(Stored records)
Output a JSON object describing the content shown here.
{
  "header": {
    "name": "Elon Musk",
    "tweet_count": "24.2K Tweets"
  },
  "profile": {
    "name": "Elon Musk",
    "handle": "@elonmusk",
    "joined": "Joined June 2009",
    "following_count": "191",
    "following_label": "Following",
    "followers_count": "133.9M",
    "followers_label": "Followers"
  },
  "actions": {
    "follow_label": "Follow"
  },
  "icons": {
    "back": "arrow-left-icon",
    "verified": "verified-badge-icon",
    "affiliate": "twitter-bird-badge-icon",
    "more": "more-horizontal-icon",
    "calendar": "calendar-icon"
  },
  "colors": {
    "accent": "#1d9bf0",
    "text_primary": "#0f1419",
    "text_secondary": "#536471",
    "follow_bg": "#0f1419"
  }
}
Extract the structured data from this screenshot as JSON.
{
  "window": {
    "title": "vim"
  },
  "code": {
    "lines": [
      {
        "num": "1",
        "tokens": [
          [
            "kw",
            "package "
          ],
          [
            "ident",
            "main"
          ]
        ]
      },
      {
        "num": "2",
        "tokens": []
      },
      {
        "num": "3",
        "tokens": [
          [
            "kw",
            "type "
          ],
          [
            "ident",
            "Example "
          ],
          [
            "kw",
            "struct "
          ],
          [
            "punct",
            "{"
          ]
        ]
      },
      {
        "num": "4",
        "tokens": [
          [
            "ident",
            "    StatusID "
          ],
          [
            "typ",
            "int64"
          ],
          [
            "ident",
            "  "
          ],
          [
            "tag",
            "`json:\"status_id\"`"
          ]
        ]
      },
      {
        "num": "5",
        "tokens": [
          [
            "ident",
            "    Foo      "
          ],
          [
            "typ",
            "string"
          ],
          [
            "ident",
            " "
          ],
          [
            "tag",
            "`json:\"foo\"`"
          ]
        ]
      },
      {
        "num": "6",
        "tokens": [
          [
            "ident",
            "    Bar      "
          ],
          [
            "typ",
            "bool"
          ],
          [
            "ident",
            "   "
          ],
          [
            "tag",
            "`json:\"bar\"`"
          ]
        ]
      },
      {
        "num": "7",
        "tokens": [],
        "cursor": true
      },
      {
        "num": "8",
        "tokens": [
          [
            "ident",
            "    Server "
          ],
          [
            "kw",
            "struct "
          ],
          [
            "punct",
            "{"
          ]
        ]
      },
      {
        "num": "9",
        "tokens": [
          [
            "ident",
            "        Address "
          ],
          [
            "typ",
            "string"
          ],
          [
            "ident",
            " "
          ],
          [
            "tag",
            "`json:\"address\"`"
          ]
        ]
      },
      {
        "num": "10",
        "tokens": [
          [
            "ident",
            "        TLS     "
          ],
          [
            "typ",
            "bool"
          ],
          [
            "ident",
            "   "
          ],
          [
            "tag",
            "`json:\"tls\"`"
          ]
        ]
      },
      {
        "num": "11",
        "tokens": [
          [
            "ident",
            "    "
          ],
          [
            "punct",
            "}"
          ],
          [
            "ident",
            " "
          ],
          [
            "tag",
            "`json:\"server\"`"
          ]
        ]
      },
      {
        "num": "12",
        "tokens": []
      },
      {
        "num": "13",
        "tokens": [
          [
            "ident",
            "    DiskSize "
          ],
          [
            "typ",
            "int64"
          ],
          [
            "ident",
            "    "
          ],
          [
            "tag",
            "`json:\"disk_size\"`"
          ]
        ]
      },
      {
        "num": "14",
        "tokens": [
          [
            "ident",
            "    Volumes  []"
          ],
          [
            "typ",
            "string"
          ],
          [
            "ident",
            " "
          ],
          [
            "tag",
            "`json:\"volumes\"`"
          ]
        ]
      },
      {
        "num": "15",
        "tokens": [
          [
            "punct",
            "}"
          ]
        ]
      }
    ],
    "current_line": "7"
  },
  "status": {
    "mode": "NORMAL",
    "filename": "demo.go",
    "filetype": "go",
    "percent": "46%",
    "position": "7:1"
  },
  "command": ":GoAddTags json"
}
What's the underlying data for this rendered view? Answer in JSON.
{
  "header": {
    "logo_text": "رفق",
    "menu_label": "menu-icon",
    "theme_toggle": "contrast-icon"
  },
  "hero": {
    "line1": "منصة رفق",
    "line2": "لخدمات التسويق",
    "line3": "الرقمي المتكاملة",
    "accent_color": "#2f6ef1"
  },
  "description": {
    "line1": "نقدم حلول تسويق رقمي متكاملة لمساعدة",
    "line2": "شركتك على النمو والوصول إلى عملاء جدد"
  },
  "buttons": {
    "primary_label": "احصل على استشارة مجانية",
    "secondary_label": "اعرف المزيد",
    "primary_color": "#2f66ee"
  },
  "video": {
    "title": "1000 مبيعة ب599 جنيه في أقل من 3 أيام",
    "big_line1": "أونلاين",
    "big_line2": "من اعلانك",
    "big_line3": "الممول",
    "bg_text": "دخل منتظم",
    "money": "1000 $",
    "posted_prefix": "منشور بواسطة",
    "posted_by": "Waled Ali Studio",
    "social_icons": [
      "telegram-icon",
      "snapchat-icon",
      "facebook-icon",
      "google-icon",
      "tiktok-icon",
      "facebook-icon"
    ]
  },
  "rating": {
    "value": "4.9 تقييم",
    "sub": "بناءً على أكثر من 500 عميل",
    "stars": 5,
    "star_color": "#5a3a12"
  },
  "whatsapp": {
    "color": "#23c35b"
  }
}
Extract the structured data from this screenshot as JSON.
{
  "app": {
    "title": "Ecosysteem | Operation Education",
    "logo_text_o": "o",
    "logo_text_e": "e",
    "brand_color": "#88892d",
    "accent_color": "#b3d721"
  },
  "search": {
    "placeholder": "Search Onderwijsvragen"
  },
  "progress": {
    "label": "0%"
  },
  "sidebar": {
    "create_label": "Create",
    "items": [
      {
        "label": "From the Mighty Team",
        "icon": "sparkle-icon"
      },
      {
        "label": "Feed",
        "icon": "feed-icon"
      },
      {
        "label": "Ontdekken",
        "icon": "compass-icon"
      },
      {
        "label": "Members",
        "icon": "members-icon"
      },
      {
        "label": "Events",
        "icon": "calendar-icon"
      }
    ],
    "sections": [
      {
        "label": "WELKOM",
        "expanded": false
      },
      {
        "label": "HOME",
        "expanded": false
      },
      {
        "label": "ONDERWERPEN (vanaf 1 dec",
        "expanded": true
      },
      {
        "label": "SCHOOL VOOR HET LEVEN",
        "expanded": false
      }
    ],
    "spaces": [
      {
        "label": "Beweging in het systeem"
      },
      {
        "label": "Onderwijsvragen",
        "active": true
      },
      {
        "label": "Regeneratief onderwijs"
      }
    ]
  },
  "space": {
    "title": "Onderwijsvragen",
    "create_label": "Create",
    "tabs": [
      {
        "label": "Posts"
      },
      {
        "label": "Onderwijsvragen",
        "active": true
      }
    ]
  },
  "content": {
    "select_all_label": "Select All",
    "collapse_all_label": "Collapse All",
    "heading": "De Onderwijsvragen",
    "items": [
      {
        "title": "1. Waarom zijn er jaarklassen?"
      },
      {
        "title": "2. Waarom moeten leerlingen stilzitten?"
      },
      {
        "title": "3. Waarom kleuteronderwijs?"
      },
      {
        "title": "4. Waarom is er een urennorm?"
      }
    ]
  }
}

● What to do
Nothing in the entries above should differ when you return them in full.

● Solution below
Output a JSON object describing the content shown here.
{
  "header": {
    "name": "Elon Musk",
    "tweet_count": "24.2K Tweets"
  },
  "profile": {
    "name": "Elon Musk",
    "handle": "@elonmusk",
    "joined": "Joined June 2009",
    "following_count": "191",
    "following_label": "Following",
    "followers_count": "133.9M",
    "followers_label": "Followers"
  },
  "actions": {
    "follow_label": "Follow"
  },
  "icons": {
    "back": "arrow-left-icon",
    "verified": "verified-badge-icon",
    "affiliate": "twitter-bird-badge-icon",
    "more": "more-horizontal-icon",
    "calendar": "calendar-icon"
  },
  "colors": {
    "accent": "#1d9bf0",
    "text_primary": "#0f1419",
    "text_secondary": "#536471",
    "follow_bg": "#0f1419"
  }
}
Extract the structured data from this screenshot as JSON.
{
  "window": {
    "title": "vim"
  },
  "code": {
    "lines": [
      {
        "num": "1",
        "tokens": [
          [
            "kw",
            "package "
          ],
          [
            "ident",
            "main"
          ]
        ]
      },
      {
        "num": "2",
        "tokens": []
      },
      {
        "num": "3",
        "tokens": [
          [
            "kw",
            "type "
          ],
          [
            "ident",
            "Example "
          ],
          [
            "kw",
            "struct "
          ],
          [
            "punct",
            "{"
          ]
        ]
      },
      {
        "num": "4",
        "tokens": [
          [
            "ident",
            "    StatusID "
          ],
          [
            "typ",
            "int64"
          ],
          [
            "ident",
            "  "
          ],
          [
            "tag",
            "`json:\"status_id\"`"
          ]
        ]
      },
      {
        "num": "5",
        "tokens": [
          [
            "ident",
            "    Foo      "
          ],
          [
            "typ",
            "string"
          ],
          [
            "ident",
            " "
          ],
          [
            "tag",
            "`json:\"foo\"`"
          ]
        ]
      },
      {
        "num": "6",
        "tokens": [
          [
            "ident",
            "    Bar      "
          ],
          [
            "typ",
            "bool"
          ],
          [
            "ident",
            "   "
          ],
          [
            "tag",
            "`json:\"bar\"`"
          ]
        ]
      },
      {
        "num": "7",
        "tokens": [],
        "cursor": true
      },
      {
        "num": "8",
        "tokens": [
          [
            "ident",
            "    Server "
          ],
          [
            "kw",
            "struct "
          ],
          [
            "punct",
            "{"
          ]
        ]
      },
      {
        "num": "9",
        "tokens": [
          [
            "ident",
            "        Address "
          ],
          [
            "typ",
            "string"
          ],
          [
            "ident",
            " "
          ],
          [
            "tag",
            "`json:\"address\"`"
          ]
        ]
      },
      {
        "num": "10",
        "tokens": [
          [
            "ident",
            "        TLS     "
          ],
          [
            "typ",
            "bool"
          ],
          [
            "ident",
            "   "
          ],
          [
            "tag",
            "`json:\"tls\"`"
          ]
        ]
      },
      {
        "num": "11",
        "tokens": [
          [
            "ident",
            "    "
          ],
          [
            "punct",
            "}"
          ],
          [
            "ident",
            " "
          ],
          [
            "tag",
            "`json:\"server\"`"
          ]
        ]
      },
      {
        "num": "12",
        "tokens": []
      },
      {
        "num": "13",
        "tokens": [
          [
            "ident",
            "    DiskSize "
          ],
          [
            "typ",
            "int64"
          ],
          [
            "ident",
            "    "
          ],
          [
            "tag",
            "`json:\"disk_size\"`"
          ]
        ]
      },
      {
        "num": "14",
        "tokens": [
          [
            "ident",
            "    Volumes  []"
          ],
          [
            "typ",
            "string"
          ],
          [
            "ident",
            " "
          ],
          [
            "tag",
            "`json:\"volumes\"`"
          ]
        ]
      },
      {
        "num": "15",
        "tokens": [
          [
            "punct",
            "}"
          ]
        ]
      }
    ],
    "current_line": "7"
  },
  "status": {
    "mode": "NORMAL",
    "filename": "demo.go",
    "filetype": "go",
    "percent": "46%",
    "position": "7:1"
  },
  "command": ":GoAddTags json"
}
What's the underlying data for this rendered view? Answer in JSON.
{
  "header": {
    "logo_text": "رفق",
    "menu_label": "menu-icon",
    "theme_toggle": "contrast-icon"
  },
  "hero": {
    "line1": "منصة رفق",
    "line2": "لخدمات التسويق",
    "line3": "الرقمي المتكاملة",
    "accent_color": "#2f6ef1"
  },
  "description": {
    "line1": "نقدم حلول تسويق رقمي متكاملة لمساعدة",
    "line2": "شركتك على النمو والوصول إلى عملاء جدد"
  },
  "buttons": {
    "primary_label": "احصل على استشارة مجانية",
    "secondary_label": "اعرف المزيد",
    "primary_color": "#2f66ee"
  },
  "video": {
    "title": "1000 مبيعة ب599 جنيه في أقل من 3 أيام",
    "big_line1": "أونلاين",
    "big_line2": "من اعلانك",
    "big_line3": "الممول",
    "bg_text": "دخل منتظم",
    "money": "1000 $",
    "posted_prefix": "منشور بواسطة",
    "posted_by": "Waled Ali Studio",
    "social_icons": [
      "telegram-icon",
      "snapchat-icon",
      "facebook-icon",
      "google-icon",
      "tiktok-icon",
      "facebook-icon"
    ]
  },
  "rating": {
    "value": "4.9 تقييم",
    "sub": "بناءً على أكثر من 500 عميل",
    "stars": 5,
    "star_color": "#5a3a12"
  },
  "whatsapp": {
    "color": "#23c35b"
  }
}
Extract the structured data from this screenshot as JSON.
{
  "app": {
    "title": "Ecosysteem | Operation Education",
    "logo_text_o": "o",
    "logo_text_e": "e",
    "brand_color": "#88892d",
    "accent_color": "#b3d721"
  },
  "search": {
    "placeholder": "Search Onderwijsvragen"
  },
  "progress": {
    "label": "0%"
  },
  "sidebar": {
    "create_label": "Create",
    "items": [
      {
        "label": "From the Mighty Team",
        "icon": "sparkle-icon"
      },
      {
        "label": "Feed",
        "icon": "feed-icon"
      },
      {
        "label": "Ontdekken",
        "icon": "compass-icon"
      },
      {
        "label": "Members",
        "icon": "members-icon"
      },
      {
        "label": "Events",
        "icon": "calendar-icon"
      }
    ],
    "sections": [
      {
        "label": "WELKOM",
        "expanded": false
      },
      {
        "label": "HOME",
        "expanded": false
      },
      {
        "label": "ONDERWERPEN (vanaf 1 dec",
        "expanded": true
      },
      {
        "label": "SCHOOL VOOR HET LEVEN",
        "expanded": false
      }
    ],
    "spaces": [
      {
        "label": "Beweging in het systeem"
      },
      {
        "label": "Onderwijsvragen",
        "active": true
      },
      {
        "label": "Regeneratief onderwijs"
      }
    ]
  },
  "space": {
    "title": "Onderwijsvragen",
    "create_label": "Create",
    "tabs": [
      {
        "label": "Posts"
      },
      {
        "label": "Onderwijsvragen",
        "active": true
      }
    ]
  },
  "content": {
    "select_all_label": "Select All",
    "collapse_all_label": "Collapse All",
    "heading": "De Onderwijsvragen",
    "items": [
      {
        "title": "1. Waarom zijn er jaarklassen?"
      },
      {
        "title": "2. Waarom moeten leerlingen stilzitten?"
      },
      {
        "title": "3. Waarom kleuteronderwijs?"
      },
      {
        "title": "4. Waarom is er een urennorm?"
      }
    ]
  }
}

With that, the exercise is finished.